■ AVAILABLE RECORDS:
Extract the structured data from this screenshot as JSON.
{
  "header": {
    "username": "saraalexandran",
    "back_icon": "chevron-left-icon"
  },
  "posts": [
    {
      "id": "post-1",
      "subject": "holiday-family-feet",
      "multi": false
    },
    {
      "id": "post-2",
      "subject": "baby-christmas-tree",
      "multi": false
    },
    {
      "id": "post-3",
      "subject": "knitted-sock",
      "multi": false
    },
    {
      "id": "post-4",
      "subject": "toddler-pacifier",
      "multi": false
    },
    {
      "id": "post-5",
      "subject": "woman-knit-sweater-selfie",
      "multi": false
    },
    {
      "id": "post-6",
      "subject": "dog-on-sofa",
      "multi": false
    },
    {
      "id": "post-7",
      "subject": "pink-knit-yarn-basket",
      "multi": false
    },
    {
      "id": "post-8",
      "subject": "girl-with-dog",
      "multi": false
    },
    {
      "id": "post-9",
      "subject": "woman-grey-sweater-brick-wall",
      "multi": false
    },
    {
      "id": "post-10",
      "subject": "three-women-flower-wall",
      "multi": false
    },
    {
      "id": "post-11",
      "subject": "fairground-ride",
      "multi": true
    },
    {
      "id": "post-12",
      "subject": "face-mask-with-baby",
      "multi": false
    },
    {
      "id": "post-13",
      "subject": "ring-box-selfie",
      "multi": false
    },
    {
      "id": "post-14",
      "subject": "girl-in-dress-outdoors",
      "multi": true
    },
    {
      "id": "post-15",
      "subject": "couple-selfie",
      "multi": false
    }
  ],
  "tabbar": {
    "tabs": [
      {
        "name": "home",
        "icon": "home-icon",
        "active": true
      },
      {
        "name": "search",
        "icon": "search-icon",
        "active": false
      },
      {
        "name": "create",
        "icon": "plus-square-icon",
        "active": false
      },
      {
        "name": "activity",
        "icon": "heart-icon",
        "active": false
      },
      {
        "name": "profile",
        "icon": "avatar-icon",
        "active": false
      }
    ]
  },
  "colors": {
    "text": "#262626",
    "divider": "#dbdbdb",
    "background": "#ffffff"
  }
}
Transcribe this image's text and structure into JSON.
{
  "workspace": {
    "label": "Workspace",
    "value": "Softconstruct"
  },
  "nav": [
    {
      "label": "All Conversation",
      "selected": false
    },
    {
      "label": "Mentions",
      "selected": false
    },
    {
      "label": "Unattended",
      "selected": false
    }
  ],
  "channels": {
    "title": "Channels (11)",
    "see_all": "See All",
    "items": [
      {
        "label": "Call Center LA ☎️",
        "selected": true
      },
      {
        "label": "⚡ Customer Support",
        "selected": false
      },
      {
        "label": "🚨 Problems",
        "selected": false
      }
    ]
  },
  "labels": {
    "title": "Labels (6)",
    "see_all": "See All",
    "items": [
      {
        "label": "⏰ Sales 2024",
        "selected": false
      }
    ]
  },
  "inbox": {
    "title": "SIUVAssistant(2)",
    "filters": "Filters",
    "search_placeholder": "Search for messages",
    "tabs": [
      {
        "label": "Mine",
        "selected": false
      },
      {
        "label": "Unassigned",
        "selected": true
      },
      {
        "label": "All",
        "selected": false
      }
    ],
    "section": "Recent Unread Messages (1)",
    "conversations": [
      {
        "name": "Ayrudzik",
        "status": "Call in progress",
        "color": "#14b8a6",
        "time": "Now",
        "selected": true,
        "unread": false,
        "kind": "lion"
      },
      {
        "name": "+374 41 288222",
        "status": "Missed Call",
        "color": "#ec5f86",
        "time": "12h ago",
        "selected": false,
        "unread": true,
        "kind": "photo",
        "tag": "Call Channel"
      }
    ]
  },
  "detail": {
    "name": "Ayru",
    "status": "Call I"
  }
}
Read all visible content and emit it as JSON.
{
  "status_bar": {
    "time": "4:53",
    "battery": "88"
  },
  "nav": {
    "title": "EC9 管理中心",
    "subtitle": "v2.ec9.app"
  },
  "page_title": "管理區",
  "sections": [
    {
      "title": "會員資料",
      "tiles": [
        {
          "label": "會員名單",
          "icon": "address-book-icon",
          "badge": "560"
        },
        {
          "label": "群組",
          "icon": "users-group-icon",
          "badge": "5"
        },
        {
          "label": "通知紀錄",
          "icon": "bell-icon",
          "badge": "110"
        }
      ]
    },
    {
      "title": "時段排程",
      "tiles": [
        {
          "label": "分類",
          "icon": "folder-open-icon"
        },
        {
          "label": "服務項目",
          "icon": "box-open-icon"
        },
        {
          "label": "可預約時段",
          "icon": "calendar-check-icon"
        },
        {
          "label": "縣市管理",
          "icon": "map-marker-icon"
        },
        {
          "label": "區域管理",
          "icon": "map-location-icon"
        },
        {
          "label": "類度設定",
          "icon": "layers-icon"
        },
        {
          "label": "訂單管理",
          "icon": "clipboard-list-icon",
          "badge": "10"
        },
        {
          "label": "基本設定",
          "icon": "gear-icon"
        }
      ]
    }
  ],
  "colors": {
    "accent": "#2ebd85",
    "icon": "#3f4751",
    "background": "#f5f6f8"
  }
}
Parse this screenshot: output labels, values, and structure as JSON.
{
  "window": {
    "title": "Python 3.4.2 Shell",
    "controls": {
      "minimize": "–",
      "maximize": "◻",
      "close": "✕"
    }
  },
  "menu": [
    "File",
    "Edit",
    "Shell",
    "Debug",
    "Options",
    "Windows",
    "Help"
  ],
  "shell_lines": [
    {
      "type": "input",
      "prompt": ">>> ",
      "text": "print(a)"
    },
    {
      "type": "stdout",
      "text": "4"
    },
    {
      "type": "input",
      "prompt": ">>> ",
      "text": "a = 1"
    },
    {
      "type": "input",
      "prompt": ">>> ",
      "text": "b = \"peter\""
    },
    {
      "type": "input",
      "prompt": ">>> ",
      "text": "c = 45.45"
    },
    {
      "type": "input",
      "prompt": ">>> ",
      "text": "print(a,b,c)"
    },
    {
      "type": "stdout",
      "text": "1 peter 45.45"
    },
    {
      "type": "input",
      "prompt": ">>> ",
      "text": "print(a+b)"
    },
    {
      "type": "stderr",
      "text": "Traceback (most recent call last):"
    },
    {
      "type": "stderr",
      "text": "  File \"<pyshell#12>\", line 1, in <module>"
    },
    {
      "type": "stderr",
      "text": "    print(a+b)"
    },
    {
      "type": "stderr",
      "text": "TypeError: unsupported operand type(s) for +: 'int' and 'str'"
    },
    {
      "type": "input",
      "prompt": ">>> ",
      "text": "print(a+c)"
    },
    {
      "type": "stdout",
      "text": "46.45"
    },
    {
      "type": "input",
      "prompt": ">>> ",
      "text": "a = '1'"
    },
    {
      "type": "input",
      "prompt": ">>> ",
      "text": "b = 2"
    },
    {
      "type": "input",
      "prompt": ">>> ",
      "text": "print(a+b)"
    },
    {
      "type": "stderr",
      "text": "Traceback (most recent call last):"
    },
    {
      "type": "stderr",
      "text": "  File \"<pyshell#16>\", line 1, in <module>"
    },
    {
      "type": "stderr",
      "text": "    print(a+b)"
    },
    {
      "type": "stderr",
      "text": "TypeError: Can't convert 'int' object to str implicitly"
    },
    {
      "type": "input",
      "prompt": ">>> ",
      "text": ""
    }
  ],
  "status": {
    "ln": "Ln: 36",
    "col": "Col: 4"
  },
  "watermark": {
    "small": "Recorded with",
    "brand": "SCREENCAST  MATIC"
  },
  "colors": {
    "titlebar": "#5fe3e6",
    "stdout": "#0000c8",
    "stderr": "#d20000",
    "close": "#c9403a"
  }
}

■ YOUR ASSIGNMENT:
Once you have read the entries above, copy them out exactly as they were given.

■ EXPECTED ANSWER:
Extract the structured data from this screenshot as JSON.
{
  "header": {
    "username": "saraalexandran",
    "back_icon": "chevron-left-icon"
  },
  "posts": [
    {
      "id": "post-1",
      "subject": "holiday-family-feet",
      "multi": false
    },
    {
      "id": "post-2",
      "subject": "baby-christmas-tree",
      "multi": false
    },
    {
      "id": "post-3",
      "subject": "knitted-sock",
      "multi": false
    },
    {
      "id": "post-4",
      "subject": "toddler-pacifier",
      "multi": false
    },
    {
      "id": "post-5",
      "subject": "woman-knit-sweater-selfie",
      "multi": false
    },
    {
      "id": "post-6",
      "subject": "dog-on-sofa",
      "multi": false
    },
    {
      "id": "post-7",
      "subject": "pink-knit-yarn-basket",
      "multi": false
    },
    {
      "id": "post-8",
      "subject": "girl-with-dog",
      "multi": false
    },
    {
      "id": "post-9",
      "subject": "woman-grey-sweater-brick-wall",
      "multi": false
    },
    {
      "id": "post-10",
      "subject": "three-women-flower-wall",
      "multi": false
    },
    {
      "id": "post-11",
      "subject": "fairground-ride",
      "multi": true
    },
    {
      "id": "post-12",
      "subject": "face-mask-with-baby",
      "multi": false
    },
    {
      "id": "post-13",
      "subject": "ring-box-selfie",
      "multi": false
    },
    {
      "id": "post-14",
      "subject": "girl-in-dress-outdoors",
      "multi": true
    },
    {
      "id": "post-15",
      "subject": "couple-selfie",
      "multi": false
    }
  ],
  "tabbar": {
    "tabs": [
      {
        "name": "home",
        "icon": "home-icon",
        "active": true
      },
      {
        "name": "search",
        "icon": "search-icon",
        "active": false
      },
      {
        "name": "create",
        "icon": "plus-square-icon",
        "active": false
      },
      {
        "name": "activity",
        "icon": "heart-icon",
        "active": false
      },
      {
        "name": "profile",
        "icon": "avatar-icon",
        "active": false
      }
    ]
  },
  "colors": {
    "text": "#262626",
    "divider": "#dbdbdb",
    "background": "#ffffff"
  }
}
Transcribe this image's text and structure into JSON.
{
  "workspace": {
    "label": "Workspace",
    "value": "Softconstruct"
  },
  "nav": [
    {
      "label": "All Conversation",
      "selected": false
    },
    {
      "label": "Mentions",
      "selected": false
    },
    {
      "label": "Unattended",
      "selected": false
    }
  ],
  "channels": {
    "title": "Channels (11)",
    "see_all": "See All",
    "items": [
      {
        "label": "Call Center LA ☎️",
        "selected": true
      },
      {
        "label": "⚡ Customer Support",
        "selected": false
      },
      {
        "label": "🚨 Problems",
        "selected": false
      }
    ]
  },
  "labels": {
    "title": "Labels (6)",
    "see_all": "See All",
    "items": [
      {
        "label": "⏰ Sales 2024",
        "selected": false
      }
    ]
  },
  "inbox": {
    "title": "SIUVAssistant(2)",
    "filters": "Filters",
    "search_placeholder": "Search for messages",
    "tabs": [
      {
        "label": "Mine",
        "selected": false
      },
      {
        "label": "Unassigned",
        "selected": true
      },
      {
        "label": "All",
        "selected": false
      }
    ],
    "section": "Recent Unread Messages (1)",
    "conversations": [
      {
        "name": "Ayrudzik",
        "status": "Call in progress",
        "color": "#14b8a6",
        "time": "Now",
        "selected": true,
        "unread": false,
        "kind": "lion"
      },
      {
        "name": "+374 41 288222",
        "status": "Missed Call",
        "color": "#ec5f86",
        "time": "12h ago",
        "selected": false,
        "unread": true,
        "kind": "photo",
        "tag": "Call Channel"
      }
    ]
  },
  "detail": {
    "name": "Ayru",
    "status": "Call I"
  }
}
Read all visible content and emit it as JSON.
{
  "status_bar": {
    "time": "4:53",
    "battery": "88"
  },
  "nav": {
    "title": "EC9 管理中心",
    "subtitle": "v2.ec9.app"
  },
  "page_title": "管理區",
  "sections": [
    {
      "title": "會員資料",
      "tiles": [
        {
          "label": "會員名單",
          "icon": "address-book-icon",
          "badge": "560"
        },
        {
          "label": "群組",
          "icon": "users-group-icon",
          "badge": "5"
        },
        {
          "label": "通知紀錄",
          "icon": "bell-icon",
          "badge": "110"
        }
      ]
    },
    {
      "title": "時段排程",
      "tiles": [
        {
          "label": "分類",
          "icon": "folder-open-icon"
        },
        {
          "label": "服務項目",
          "icon": "box-open-icon"
        },
        {
          "label": "可預約時段",
          "icon": "calendar-check-icon"
        },
        {
          "label": "縣市管理",
          "icon": "map-marker-icon"
        },
        {
          "label": "區域管理",
          "icon": "map-location-icon"
        },
        {
          "label": "類度設定",
          "icon": "layers-icon"
        },
        {
          "label": "訂單管理",
          "icon": "clipboard-list-icon",
          "badge": "10"
        },
        {
          "label": "基本設定",
          "icon": "gear-icon"
        }
      ]
    }
  ],
  "colors": {
    "accent": "#2ebd85",
    "icon": "#3f4751",
    "background": "#f5f6f8"
  }
}
Parse this screenshot: output labels, values, and structure as JSON.
{
  "window": {
    "title": "Python 3.4.2 Shell",
    "controls": {
      "minimize": "–",
      "maximize": "◻",
      "close": "✕"
    }
  },
  "menu": [
    "File",
    "Edit",
    "Shell",
    "Debug",
    "Options",
    "Windows",
    "Help"
  ],
  "shell_lines": [
    {
      "type": "input",
      "prompt": ">>> ",
      "text": "print(a)"
    },
    {
      "type": "stdout",
      "text": "4"
    },
    {
      "type": "input",
      "prompt": ">>> ",
      "text": "a = 1"
    },
    {
      "type": "input",
      "prompt": ">>> ",
      "text": "b = \"peter\""
    },
    {
      "type": "input",
      "prompt": ">>> ",
      "text": "c = 45.45"
    },
    {
      "type": "input",
      "prompt": ">>> ",
      "text": "print(a,b,c)"
    },
    {
      "type": "stdout",
      "text": "1 peter 45.45"
    },
    {
      "type": "input",
      "prompt": ">>> ",
      "text": "print(a+b)"
    },
    {
      "type": "stderr",
      "text": "Traceback (most recent call last):"
    },
    {
      "type": "stderr",
      "text": "  File \"<pyshell#12>\", line 1, in <module>"
    },
    {
      "type": "stderr",
      "text": "    print(a+b)"
    },
    {
      "type": "stderr",
      "text": "TypeError: unsupported operand type(s) for +: 'int' and 'str'"
    },
    {
      "type": "input",
      "prompt": ">>> ",
      "text": "print(a+c)"
    },
    {
      "type": "stdout",
      "text": "46.45"
    },
    {
      "type": "input",
      "prompt": ">>> ",
      "text": "a = '1'"
    },
    {
      "type": "input",
      "prompt": ">>> ",
      "text": "b = 2"
    },
    {
      "type": "input",
      "prompt": ">>> ",
      "text": "print(a+b)"
    },
    {
      "type": "stderr",
      "text": "Traceback (most recent call last):"
    },
    {
      "type": "stderr",
      "text": "  File \"<pyshell#16>\", line 1, in <module>"
    },
    {
      "type": "stderr",
      "text": "    print(a+b)"
    },
    {
      "type": "stderr",
      "text": "TypeError: Can't convert 'int' object to str implicitly"
    },
    {
      "type": "input",
      "prompt": ">>> ",
      "text": ""
    }
  ],
  "status": {
    "ln": "Ln: 36",
    "col": "Col: 4"
  },
  "watermark": {
    "small": "Recorded with",
    "brand": "SCREENCAST  MATIC"
  },
  "colors": {
    "titlebar": "#5fe3e6",
    "stdout": "#0000c8",
    "stderr": "#d20000",
    "close": "#c9403a"
  }
}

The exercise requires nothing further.